I’ve been wrestling with a sentence that typifies the mission of our times, and have come to this: “We need to end the fundamental threat that climate change presents to our ability to provide for our children.”
We can accomplish this by engaging two of the most wonderful features of common humanity: Our creativity and our neighborliness ―— our care for one another. These Vermont attributes seem like a strong foundation for our collective commitment for mutuality in decision-making and action, and hence to our democracy. Creativity, plus neighborliness, plus democracy, equals power.
Some say we are too small to make a difference: Any carbon reductions we make as individuals, towns, or the State of Vermont are meaningless. There are two answers to that: First, game theory — If we act and others don’t, we are sacrificing in vain. If everyone thinks that way, everyone loses. But in democracy, we all have a responsibility to do our part, and in doing so, we have the ability to build buy-in and partnership from others on the local, state, national and international scale; and collectively, our actions will make a difference. Taking action to combat climate change is not in a zero-sum game.
The second answer is that carbon reduction is not just a penalty or a sacrifice — it’s an opportunity for economic reinvention in the face of a global pattern of change that is already occurring. It’s a path to prosperity, to clean air and water, to healthier lives.
The economy is the interface between humanity and the environment.
Entrepreneurs in the economy are paid to provide services and creatively solve problems. The fundamental challenge of climate change is not going to go away; it is a massive fulcrum for the economy of the future.
Mumbai; Silicon Valley; and Cambridge, Massachusetts, are not just looking to lead in microchips and digital development; they are looking to capture market share in the clean-energy, smart-grid, green-building, transportation revolution. Let’s capture some of that market share here in Vermont.
Answering climate change doesn’t undermine the economy; it renews it. According to some of the leading investors in the global economy, creativity in answering climate change is the greatest economic opportunity in history.
Clean energy development in Vermont produces 19,000 jobs today.
We are already in a process of reinvention.
Casella Waste Systems has a business vision where there is no waste, and innovates to make money on what we now throw away. They don’t plan to grow as a trash hauler, but as an inventor.

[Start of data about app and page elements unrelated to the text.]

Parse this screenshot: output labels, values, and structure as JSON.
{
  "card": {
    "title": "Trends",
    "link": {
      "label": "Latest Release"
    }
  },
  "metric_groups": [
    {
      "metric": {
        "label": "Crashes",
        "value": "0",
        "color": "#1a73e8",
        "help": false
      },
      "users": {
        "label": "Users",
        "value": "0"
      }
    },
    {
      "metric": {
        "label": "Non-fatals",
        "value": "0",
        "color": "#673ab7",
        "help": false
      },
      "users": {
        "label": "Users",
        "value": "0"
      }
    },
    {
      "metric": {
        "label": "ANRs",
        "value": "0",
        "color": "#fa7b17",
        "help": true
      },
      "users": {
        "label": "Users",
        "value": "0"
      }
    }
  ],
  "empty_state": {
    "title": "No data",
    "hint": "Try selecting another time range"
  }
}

Beta Technologies at the Burlington airport is competing with Boeing and international corporations to build the first electric plane and fly it across the country. Meanwhile, LED Dynamics is trying to create the most efficient light in the world, and Northern Reliability, Dynastar, VELCO and our utilities are innovating with a smarter grid, storage, efficiency and resilience in our energy systems, right here and now.
The climate economy is the economy of the future, and it’s the innovation edge today. Businesses are building solutions. Cities and towns are ahead of the states, which are ahead of the federal government.
In a community process recently, we heard a school leader describe the growing epidemic of anxiety disorders in children. Kids are being overwhelmed by talk of catastrophe, social media blitzing, and apocalyptic images in movies, TV, books and video games. Later, I was at a party where adults were talking in an ironic way about the end of the world as we know it in 20 years because of climate change disruptions and environmental collapse — with children listening.
This needs to end. We need to be the adults in the room. We need to recognize the challenge ahead, but show our kids that we are building the answers to climate change, right here and right now, and that we will do what it takes to advance a sustainable clean-energy future. We need to act in confidence and take the personal leadership that democracy requires of us. We need to build and drive a narrative of success.
We need to act together at a transformational level — in communities, in our legislature, and in the executive branch — to build platforms of action at the scale required by this challenge. We need to get over politics, hesitation and weakness. We need to take courage and put creativity, neighborliness and democracy into gear in collective action, today, for the common good and for generations to come. And we will win the day for our children…there is no other choice.
Paul Costello is the executive director of the Vermont Council on Rural Development.